“You have to look at T.K. for who he is, what he has accomplished and what he has done for the sport. He has been massive for the Indianapolis 500, for the city of Indianapolis to the whole culture of the sport. He is a legend of the sport.

“We had our differences early in our career and had problems in 2002 and 2003 and 2004 when we were battling for championships. We fought for race wins and championships in the 2000s. I’ve been on both sides, where he was fighting against me in a championship or where he was fighting with me to go for a championship. He is a hell of a competitor; a fantastic person.

“I hope it’s not his last, but if it is, I hope it’s an extremely successful one for him this season.”

Even before Kanaan joined Chip Ganassi Racing, Dixon admitted he couldn’t help but be drawn to Kanaan’s personality.

“T.K. is a very likable person,” Dixon said. “You just have to go to dinner with the guy once, and you understand why that is. The ups and downs were a competitive scenario where he was helping you for a win or helping someone else for a win. There was never a dislike or distrust. We always got along very well.

“We are very tight right now and really close. He is a funny-ass dude. He has always been a really good friend for me, that’s for sure.”

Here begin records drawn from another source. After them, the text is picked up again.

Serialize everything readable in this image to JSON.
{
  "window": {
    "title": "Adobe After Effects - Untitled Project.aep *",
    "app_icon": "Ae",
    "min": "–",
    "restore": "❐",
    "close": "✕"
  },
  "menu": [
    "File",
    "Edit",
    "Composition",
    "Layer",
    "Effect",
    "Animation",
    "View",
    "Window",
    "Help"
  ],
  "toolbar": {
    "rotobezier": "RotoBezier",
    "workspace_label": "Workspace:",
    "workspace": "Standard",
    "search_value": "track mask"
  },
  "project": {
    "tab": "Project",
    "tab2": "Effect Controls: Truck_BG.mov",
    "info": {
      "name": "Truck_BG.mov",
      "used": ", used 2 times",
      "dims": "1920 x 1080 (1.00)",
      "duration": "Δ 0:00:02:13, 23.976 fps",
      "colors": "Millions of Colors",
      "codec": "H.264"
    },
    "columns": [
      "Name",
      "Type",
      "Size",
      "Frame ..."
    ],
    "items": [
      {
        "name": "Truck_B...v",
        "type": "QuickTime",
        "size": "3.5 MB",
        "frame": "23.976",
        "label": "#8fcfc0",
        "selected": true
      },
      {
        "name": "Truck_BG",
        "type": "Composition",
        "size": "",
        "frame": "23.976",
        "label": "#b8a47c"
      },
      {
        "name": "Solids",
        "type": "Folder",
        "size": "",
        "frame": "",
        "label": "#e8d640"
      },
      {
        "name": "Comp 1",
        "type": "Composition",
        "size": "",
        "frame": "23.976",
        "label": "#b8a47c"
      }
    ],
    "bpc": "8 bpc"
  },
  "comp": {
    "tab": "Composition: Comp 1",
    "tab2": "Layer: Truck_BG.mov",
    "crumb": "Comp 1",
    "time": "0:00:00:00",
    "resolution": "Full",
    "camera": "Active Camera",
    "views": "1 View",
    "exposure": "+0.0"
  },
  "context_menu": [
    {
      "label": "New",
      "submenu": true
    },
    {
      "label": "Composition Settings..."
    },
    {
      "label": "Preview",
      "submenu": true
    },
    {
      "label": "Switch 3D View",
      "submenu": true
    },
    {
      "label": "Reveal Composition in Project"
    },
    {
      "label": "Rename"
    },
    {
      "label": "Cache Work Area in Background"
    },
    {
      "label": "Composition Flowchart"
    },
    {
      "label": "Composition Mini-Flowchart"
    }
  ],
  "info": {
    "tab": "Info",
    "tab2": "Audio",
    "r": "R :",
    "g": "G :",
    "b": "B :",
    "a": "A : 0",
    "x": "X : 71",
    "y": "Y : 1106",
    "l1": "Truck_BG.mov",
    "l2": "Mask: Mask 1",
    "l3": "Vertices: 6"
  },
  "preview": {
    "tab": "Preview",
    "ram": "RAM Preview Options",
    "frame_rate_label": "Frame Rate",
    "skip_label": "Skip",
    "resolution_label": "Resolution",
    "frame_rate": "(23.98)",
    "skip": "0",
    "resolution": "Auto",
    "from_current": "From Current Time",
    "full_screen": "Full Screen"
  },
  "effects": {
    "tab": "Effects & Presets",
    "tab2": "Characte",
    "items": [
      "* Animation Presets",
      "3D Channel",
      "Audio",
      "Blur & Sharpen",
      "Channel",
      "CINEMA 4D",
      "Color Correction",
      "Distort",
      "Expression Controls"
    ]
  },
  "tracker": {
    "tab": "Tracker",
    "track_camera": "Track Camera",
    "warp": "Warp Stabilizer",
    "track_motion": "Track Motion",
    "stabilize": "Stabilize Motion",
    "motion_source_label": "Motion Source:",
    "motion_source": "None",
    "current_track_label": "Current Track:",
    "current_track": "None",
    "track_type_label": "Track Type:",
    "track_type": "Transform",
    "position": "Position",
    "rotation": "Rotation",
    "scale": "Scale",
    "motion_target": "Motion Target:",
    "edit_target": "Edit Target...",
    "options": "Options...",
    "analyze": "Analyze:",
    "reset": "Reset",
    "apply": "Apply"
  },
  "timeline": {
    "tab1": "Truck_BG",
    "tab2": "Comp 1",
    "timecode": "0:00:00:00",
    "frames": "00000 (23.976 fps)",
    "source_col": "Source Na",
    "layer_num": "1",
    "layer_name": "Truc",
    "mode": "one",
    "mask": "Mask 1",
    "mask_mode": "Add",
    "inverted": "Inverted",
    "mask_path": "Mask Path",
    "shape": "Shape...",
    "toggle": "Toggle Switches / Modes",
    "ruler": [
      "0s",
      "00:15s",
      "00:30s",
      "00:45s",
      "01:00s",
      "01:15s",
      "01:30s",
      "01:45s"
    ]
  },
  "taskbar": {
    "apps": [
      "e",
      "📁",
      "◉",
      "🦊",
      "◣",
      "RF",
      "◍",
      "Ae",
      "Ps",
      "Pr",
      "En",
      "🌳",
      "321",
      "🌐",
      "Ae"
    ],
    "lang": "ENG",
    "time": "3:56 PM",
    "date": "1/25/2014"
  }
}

Back in 2003 when both had come to the old Indy Racing League after beginning their careers in CART, the two drivers were racing hard for the lead at Twin Ring Motegi in Japan on April 13, 2003. They were involved in a hard crash in Turn 2 that left Kanaan broken up with injuries. IRL officials penalized Dixon for “aggressive driving.” Dixon had to sit out the first three days of practice for the next race – the 2003 Indianapolis 500.

Kanaan recovered in time and did not miss any racing. He started second and finished third in that year’s Indy 500.

“We were racing hard and going for the win,” Dixon recalled of the Motegi race. “It was a crucial part of the season. Everybody has to be aggressive. I respect Tony for that. He was not letting up. That is what I always saw with Tony, how hard the guy will push. He will go to the absolute limit, and that is why he was inspiring and why he was a successful driver.

“Those moments are blips. You might not talk to the guy for a week, but then you are back on track. T.K. is very close with our family and we are with his.”

This season, because of highly unusual circumstances, T.K.’s IndyCar career will last for one more race than previously scheduled.

Follow Bruce Martin on Twitter at @BruceMartin_500